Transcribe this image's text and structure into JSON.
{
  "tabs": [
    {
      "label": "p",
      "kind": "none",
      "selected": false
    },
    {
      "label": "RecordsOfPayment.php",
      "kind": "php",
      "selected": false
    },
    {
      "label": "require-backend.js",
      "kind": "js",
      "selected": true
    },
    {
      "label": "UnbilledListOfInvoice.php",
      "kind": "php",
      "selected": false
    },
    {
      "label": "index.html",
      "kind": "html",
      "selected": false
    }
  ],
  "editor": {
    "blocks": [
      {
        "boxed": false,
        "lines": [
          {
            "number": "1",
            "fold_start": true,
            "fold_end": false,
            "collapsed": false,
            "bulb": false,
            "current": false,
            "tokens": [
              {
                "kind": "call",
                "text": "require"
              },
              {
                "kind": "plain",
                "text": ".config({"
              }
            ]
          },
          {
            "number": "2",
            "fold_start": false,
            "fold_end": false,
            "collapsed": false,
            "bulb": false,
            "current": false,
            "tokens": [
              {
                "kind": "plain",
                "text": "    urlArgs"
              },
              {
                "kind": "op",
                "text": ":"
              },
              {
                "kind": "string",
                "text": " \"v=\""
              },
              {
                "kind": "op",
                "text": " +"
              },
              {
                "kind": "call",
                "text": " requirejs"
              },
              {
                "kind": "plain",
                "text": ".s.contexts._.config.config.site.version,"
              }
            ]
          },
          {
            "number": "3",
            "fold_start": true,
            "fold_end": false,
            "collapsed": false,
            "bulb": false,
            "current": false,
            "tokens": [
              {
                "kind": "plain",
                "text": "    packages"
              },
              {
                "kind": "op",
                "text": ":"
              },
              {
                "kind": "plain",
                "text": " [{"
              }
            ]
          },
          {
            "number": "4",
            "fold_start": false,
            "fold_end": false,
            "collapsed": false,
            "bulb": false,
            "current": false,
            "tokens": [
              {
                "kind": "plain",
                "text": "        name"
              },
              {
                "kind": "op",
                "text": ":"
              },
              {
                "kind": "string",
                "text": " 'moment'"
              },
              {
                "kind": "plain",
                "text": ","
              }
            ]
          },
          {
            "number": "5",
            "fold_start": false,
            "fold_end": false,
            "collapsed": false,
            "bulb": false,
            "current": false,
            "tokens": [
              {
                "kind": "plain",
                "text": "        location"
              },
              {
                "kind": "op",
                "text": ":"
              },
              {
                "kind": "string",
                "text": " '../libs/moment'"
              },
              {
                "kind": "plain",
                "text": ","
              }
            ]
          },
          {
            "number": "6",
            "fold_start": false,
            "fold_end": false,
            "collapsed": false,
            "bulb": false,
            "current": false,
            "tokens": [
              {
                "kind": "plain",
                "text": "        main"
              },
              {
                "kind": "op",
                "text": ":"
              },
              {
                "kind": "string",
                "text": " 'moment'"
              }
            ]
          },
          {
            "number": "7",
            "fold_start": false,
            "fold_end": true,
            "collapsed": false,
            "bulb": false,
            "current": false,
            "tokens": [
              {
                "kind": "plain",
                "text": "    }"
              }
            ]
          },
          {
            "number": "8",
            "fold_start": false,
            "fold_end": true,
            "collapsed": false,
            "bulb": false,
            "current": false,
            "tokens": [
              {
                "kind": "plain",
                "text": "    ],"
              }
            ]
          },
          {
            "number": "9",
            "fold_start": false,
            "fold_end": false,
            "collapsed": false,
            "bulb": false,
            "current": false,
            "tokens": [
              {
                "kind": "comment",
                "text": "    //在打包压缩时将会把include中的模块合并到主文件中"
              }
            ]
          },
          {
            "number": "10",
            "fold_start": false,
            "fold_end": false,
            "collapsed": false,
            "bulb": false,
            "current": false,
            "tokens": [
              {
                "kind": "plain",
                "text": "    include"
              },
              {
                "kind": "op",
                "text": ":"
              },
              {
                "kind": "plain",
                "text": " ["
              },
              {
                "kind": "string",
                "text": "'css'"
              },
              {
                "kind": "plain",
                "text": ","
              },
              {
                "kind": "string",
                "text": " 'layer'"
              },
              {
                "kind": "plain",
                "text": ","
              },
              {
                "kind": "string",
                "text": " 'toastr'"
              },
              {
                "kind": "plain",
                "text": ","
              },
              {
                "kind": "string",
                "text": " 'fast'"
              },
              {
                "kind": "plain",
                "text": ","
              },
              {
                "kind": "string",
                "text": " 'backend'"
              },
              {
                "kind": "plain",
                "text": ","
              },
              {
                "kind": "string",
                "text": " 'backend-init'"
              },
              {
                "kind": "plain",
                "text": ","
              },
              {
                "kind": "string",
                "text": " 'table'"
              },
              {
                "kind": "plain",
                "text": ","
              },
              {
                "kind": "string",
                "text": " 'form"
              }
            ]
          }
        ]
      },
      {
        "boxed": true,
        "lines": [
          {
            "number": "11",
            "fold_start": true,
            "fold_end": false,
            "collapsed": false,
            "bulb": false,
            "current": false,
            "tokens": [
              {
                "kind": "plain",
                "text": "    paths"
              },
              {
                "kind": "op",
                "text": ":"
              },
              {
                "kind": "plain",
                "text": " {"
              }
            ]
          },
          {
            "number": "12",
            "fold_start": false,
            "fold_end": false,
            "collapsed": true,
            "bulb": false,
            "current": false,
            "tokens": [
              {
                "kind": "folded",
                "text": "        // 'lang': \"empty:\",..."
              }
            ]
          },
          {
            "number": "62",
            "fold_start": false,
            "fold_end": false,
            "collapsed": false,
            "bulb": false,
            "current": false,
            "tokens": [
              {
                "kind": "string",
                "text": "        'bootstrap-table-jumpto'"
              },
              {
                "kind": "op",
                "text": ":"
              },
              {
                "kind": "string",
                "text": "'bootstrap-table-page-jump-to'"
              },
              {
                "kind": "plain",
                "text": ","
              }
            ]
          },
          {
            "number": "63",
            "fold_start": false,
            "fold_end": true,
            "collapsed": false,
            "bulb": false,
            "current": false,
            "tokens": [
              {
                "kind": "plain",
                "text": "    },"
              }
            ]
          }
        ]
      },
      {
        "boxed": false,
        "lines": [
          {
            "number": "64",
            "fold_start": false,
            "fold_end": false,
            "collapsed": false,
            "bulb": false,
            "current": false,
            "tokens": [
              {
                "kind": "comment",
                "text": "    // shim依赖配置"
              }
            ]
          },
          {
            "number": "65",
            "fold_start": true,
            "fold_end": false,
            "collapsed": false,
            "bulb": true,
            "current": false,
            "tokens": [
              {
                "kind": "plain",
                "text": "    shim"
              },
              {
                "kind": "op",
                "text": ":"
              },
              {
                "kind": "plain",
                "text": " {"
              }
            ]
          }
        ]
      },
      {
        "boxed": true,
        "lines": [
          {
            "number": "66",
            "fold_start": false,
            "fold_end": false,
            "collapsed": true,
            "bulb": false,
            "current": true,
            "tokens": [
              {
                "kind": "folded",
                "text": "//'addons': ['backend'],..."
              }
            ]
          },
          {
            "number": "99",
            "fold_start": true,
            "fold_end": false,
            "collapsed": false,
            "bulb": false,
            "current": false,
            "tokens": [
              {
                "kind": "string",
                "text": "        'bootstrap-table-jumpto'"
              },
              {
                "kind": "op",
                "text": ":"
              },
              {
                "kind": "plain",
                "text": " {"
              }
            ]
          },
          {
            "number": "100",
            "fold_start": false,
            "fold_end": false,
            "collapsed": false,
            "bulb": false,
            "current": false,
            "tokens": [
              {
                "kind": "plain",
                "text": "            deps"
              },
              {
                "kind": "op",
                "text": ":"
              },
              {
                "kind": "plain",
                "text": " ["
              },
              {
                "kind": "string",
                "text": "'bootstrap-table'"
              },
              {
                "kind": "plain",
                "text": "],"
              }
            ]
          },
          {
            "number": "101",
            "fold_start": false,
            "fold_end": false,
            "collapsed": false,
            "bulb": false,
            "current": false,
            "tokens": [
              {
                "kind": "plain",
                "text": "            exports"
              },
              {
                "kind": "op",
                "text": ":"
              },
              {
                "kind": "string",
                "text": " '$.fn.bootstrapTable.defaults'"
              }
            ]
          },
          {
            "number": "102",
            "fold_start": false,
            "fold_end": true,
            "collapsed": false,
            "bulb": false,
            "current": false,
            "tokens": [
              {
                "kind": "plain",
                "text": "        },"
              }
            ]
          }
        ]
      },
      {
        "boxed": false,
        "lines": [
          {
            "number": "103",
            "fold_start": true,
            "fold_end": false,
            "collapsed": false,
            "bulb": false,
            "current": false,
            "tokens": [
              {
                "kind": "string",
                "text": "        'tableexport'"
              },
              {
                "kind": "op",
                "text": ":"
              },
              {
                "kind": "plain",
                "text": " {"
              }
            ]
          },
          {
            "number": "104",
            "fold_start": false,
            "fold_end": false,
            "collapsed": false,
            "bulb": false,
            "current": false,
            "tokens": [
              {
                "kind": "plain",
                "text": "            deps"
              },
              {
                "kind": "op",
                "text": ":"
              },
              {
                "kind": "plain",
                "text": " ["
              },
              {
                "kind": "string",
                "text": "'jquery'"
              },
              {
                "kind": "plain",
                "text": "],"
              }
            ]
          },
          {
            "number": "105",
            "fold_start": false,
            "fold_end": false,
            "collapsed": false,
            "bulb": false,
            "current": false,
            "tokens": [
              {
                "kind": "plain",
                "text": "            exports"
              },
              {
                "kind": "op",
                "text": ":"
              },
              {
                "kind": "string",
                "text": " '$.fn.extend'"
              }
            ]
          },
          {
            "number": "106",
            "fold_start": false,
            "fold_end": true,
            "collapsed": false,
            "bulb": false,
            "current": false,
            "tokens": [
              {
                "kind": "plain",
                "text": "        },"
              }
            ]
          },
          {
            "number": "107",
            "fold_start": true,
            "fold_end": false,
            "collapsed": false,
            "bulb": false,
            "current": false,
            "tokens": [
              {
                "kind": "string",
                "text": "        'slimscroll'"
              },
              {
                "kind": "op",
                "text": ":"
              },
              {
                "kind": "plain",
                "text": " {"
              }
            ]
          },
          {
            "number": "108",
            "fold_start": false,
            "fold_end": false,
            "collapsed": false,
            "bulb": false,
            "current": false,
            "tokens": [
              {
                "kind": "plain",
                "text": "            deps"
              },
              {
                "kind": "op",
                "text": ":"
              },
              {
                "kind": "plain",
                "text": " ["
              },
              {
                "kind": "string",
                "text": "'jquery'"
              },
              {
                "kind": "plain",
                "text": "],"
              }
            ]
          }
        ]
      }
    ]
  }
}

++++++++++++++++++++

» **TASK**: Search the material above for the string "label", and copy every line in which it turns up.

» **SOLVED EXERCISE**:
      "label": "p",
      "label": "RecordsOfPayment.php",
      "label": "require-backend.js",
      "label": "UnbilledListOfInvoice.php",
      "label": "index.html",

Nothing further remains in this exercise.